*Work instruction:*
What you give back must match the records below word for word.

Items from a data source
<<<<

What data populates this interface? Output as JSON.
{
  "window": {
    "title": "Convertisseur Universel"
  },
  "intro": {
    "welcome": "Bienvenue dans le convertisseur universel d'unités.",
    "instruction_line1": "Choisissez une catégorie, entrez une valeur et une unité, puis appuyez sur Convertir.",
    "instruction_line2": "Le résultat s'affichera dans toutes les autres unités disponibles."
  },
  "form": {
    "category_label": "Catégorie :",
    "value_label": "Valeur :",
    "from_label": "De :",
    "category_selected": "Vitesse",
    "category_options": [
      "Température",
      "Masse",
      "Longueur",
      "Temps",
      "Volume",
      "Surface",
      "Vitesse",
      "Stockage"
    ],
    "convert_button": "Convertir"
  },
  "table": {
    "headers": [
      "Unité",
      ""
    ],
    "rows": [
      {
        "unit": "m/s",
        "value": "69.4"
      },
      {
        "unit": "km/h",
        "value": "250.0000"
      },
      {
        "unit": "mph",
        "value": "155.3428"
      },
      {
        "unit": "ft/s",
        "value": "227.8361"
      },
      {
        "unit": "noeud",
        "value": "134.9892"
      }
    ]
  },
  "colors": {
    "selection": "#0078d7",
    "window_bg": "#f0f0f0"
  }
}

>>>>

*Written response:*
What data populates this interface? Output as JSON.
{
  "window": {
    "title": "Convertisseur Universel"
  },
  "intro": {
    "welcome": "Bienvenue dans le convertisseur universel d'unités.",
    "instruction_line1": "Choisissez une catégorie, entrez une valeur et une unité, puis appuyez sur Convertir.",
    "instruction_line2": "Le résultat s'affichera dans toutes les autres unités disponibles."
  },
  "form": {
    "category_label": "Catégorie :",
    "value_label": "Valeur :",
    "from_label": "De :",
    "category_selected": "Vitesse",
    "category_options": [
      "Température",
      "Masse",
      "Longueur",
      "Temps",
      "Volume",
      "Surface",
      "Vitesse",
      "Stockage"
    ],
    "convert_button": "Convertir"
  },
  "table": {
    "headers": [
      "Unité",
      ""
    ],
    "rows": [
      {
        "unit": "m/s",
        "value": "69.4"
      },
      {
        "unit": "km/h",
        "value": "250.0000"
      },
      {
        "unit": "mph",
        "value": "155.3428"
      },
      {
        "unit": "ft/s",
        "value": "227.8361"
      },
      {
        "unit": "noeud",
        "value": "134.9892"
      }
    ]
  },
  "colors": {
    "selection": "#0078d7",
    "window_bg": "#f0f0f0"
  }
}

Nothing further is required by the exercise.